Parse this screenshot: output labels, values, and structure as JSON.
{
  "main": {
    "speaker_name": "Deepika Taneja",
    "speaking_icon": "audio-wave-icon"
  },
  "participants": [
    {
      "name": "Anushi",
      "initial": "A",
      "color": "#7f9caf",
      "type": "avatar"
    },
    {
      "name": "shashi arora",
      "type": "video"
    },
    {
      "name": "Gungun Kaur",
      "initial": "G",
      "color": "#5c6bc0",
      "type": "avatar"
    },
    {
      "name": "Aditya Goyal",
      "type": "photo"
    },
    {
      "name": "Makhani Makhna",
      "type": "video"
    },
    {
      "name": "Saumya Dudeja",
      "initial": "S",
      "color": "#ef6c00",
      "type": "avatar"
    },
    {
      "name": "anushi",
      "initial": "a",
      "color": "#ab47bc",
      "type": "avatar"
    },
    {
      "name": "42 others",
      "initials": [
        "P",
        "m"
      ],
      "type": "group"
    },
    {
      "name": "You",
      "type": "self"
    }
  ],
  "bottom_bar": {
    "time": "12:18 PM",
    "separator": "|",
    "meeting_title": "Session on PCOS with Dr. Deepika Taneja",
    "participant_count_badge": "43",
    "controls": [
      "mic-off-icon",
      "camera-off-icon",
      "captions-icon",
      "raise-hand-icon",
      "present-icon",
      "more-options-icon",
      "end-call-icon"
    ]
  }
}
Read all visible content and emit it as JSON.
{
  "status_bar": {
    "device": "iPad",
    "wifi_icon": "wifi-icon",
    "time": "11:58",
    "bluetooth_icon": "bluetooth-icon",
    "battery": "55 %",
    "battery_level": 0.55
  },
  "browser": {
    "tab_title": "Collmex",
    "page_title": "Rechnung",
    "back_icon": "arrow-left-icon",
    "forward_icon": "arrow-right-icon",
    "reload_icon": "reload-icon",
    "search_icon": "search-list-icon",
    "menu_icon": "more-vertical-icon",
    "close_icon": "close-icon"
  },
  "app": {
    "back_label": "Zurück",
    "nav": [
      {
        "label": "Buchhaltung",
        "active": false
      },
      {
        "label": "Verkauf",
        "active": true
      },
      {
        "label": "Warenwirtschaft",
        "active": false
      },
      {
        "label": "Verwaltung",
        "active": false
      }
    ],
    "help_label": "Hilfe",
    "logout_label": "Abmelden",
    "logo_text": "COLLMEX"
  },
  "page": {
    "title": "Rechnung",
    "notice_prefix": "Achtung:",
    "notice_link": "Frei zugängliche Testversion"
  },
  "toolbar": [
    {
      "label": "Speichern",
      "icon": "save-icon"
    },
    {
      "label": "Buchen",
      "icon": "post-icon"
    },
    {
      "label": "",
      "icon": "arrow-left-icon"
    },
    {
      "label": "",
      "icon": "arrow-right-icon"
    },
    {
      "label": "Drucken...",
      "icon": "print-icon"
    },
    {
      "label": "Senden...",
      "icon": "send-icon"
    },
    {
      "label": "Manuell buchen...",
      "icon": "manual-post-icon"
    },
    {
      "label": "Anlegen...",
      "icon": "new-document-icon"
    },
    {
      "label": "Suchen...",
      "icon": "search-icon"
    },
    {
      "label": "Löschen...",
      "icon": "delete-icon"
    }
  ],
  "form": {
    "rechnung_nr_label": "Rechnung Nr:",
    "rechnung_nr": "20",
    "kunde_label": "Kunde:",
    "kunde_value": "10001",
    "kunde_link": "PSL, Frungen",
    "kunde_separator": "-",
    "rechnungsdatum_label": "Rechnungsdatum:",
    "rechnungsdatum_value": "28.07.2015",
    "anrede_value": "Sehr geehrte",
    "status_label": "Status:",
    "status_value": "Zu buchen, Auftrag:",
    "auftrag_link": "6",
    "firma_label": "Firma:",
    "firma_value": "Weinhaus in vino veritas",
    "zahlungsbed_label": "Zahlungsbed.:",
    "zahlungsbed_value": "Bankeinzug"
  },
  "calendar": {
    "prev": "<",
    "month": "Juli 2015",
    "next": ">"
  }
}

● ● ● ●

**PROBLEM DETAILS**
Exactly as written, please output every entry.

**RESPONSE AREA**
Parse this screenshot: output labels, values, and structure as JSON.
{
  "main": {
    "speaker_name": "Deepika Taneja",
    "speaking_icon": "audio-wave-icon"
  },
  "participants": [
    {
      "name": "Anushi",
      "initial": "A",
      "color": "#7f9caf",
      "type": "avatar"
    },
    {
      "name": "shashi arora",
      "type": "video"
    },
    {
      "name": "Gungun Kaur",
      "initial": "G",
      "color": "#5c6bc0",
      "type": "avatar"
    },
    {
      "name": "Aditya Goyal",
      "type": "photo"
    },
    {
      "name": "Makhani Makhna",
      "type": "video"
    },
    {
      "name": "Saumya Dudeja",
      "initial": "S",
      "color": "#ef6c00",
      "type": "avatar"
    },
    {
      "name": "anushi",
      "initial": "a",
      "color": "#ab47bc",
      "type": "avatar"
    },
    {
      "name": "42 others",
      "initials": [
        "P",
        "m"
      ],
      "type": "group"
    },
    {
      "name": "You",
      "type": "self"
    }
  ],
  "bottom_bar": {
    "time": "12:18 PM",
    "separator": "|",
    "meeting_title": "Session on PCOS with Dr. Deepika Taneja",
    "participant_count_badge": "43",
    "controls": [
      "mic-off-icon",
      "camera-off-icon",
      "captions-icon",
      "raise-hand-icon",
      "present-icon",
      "more-options-icon",
      "end-call-icon"
    ]
  }
}
Read all visible content and emit it as JSON.
{
  "status_bar": {
    "device": "iPad",
    "wifi_icon": "wifi-icon",
    "time": "11:58",
    "bluetooth_icon": "bluetooth-icon",
    "battery": "55 %",
    "battery_level": 0.55
  },
  "browser": {
    "tab_title": "Collmex",
    "page_title": "Rechnung",
    "back_icon": "arrow-left-icon",
    "forward_icon": "arrow-right-icon",
    "reload_icon": "reload-icon",
    "search_icon": "search-list-icon",
    "menu_icon": "more-vertical-icon",
    "close_icon": "close-icon"
  },
  "app": {
    "back_label": "Zurück",
    "nav": [
      {
        "label": "Buchhaltung",
        "active": false
      },
      {
        "label": "Verkauf",
        "active": true
      },
      {
        "label": "Warenwirtschaft",
        "active": false
      },
      {
        "label": "Verwaltung",
        "active": false
      }
    ],
    "help_label": "Hilfe",
    "logout_label": "Abmelden",
    "logo_text": "COLLMEX"
  },
  "page": {
    "title": "Rechnung",
    "notice_prefix": "Achtung:",
    "notice_link": "Frei zugängliche Testversion"
  },
  "toolbar": [
    {
      "label": "Speichern",
      "icon": "save-icon"
    },
    {
      "label": "Buchen",
      "icon": "post-icon"
    },
    {
      "label": "",
      "icon": "arrow-left-icon"
    },
    {
      "label": "",
      "icon": "arrow-right-icon"
    },
    {
      "label": "Drucken...",
      "icon": "print-icon"
    },
    {
      "label": "Senden...",
      "icon": "send-icon"
    },
    {
      "label": "Manuell buchen...",
      "icon": "manual-post-icon"
    },
    {
      "label": "Anlegen...",
      "icon": "new-document-icon"
    },
    {
      "label": "Suchen...",
      "icon": "search-icon"
    },
    {
      "label": "Löschen...",
      "icon": "delete-icon"
    }
  ],
  "form": {
    "rechnung_nr_label": "Rechnung Nr:",
    "rechnung_nr": "20",
    "kunde_label": "Kunde:",
    "kunde_value": "10001",
    "kunde_link": "PSL, Frungen",
    "kunde_separator": "-",
    "rechnungsdatum_label": "Rechnungsdatum:",
    "rechnungsdatum_value": "28.07.2015",
    "anrede_value": "Sehr geehrte",
    "status_label": "Status:",
    "status_value": "Zu buchen, Auftrag:",
    "auftrag_link": "6",
    "firma_label": "Firma:",
    "firma_value": "Weinhaus in vino veritas",
    "zahlungsbed_label": "Zahlungsbed.:",
    "zahlungsbed_value": "Bankeinzug"
  },
  "calendar": {
    "prev": "<",
    "month": "Juli 2015",
    "next": ">"
  }
}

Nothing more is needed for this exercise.